_Task description_. Count every line in the data below where the word "Directory" appears, then state only that count.

_Element data from apps and pages_.
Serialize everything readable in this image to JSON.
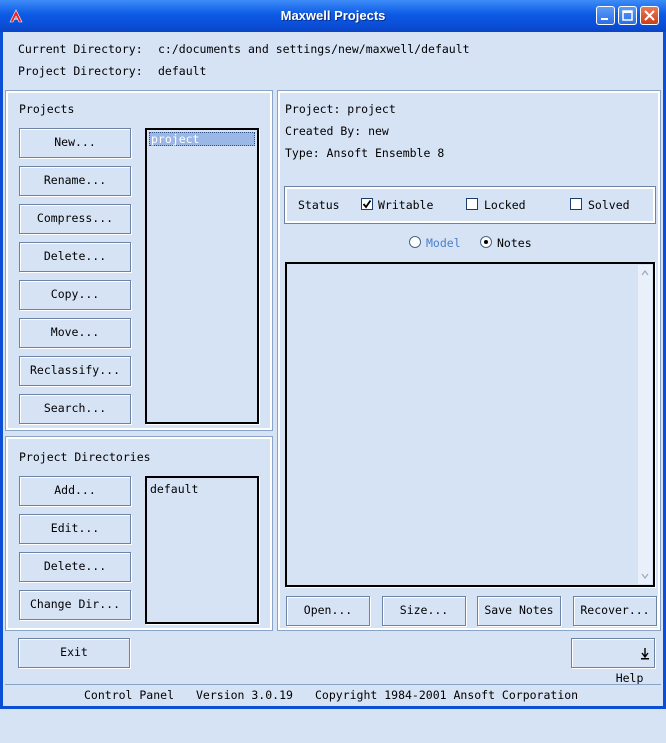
{
  "window": {
    "title": "Maxwell Projects"
  },
  "header": {
    "current_dir_label": "Current Directory:",
    "current_dir_value": "c:/documents and settings/new/maxwell/default",
    "project_dir_label": "Project Directory:",
    "project_dir_value": "default"
  },
  "projects": {
    "title": "Projects",
    "buttons": [
      "New...",
      "Rename...",
      "Compress...",
      "Delete...",
      "Copy...",
      "Move...",
      "Reclassify...",
      "Search..."
    ],
    "list": [
      "project"
    ],
    "selected_index": 0
  },
  "project_directories": {
    "title": "Project Directories",
    "buttons": [
      "Add...",
      "Edit...",
      "Delete...",
      "Change Dir..."
    ],
    "list": [
      "default"
    ]
  },
  "info": {
    "project": "Project: project",
    "created_by": "Created By: new",
    "type": "Type: Ansoft Ensemble 8"
  },
  "status": {
    "label": "Status",
    "writable_label": "Writable",
    "writable": true,
    "locked_label": "Locked",
    "locked": false,
    "solved_label": "Solved",
    "solved": false
  },
  "view": {
    "model_label": "Model",
    "notes_label": "Notes",
    "selected": "Notes"
  },
  "notes_text": "",
  "notes_buttons": [
    "Open...",
    "Size...",
    "Save Notes",
    "Recover..."
  ],
  "footer": {
    "exit_label": "Exit",
    "help_label": "Help"
  },
  "statusbar": {
    "app": "Control Panel",
    "version": "Version 3.0.19",
    "copyright": "Copyright 1984-2001 Ansoft Corporation"
  },
  "icons": {
    "app": "ansoft-logo-icon",
    "minimize": "minimize-icon",
    "maximize": "maximize-icon",
    "close": "close-icon",
    "help_arrow": "down-arrow-icon",
    "checkmark": "checkmark-icon"
  },
  "colors": {
    "titlebar": "#0a4ed6",
    "window_bg": "#d6e3f5",
    "selection": "#9bb7e5"
  }
}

_Problem solution_. 2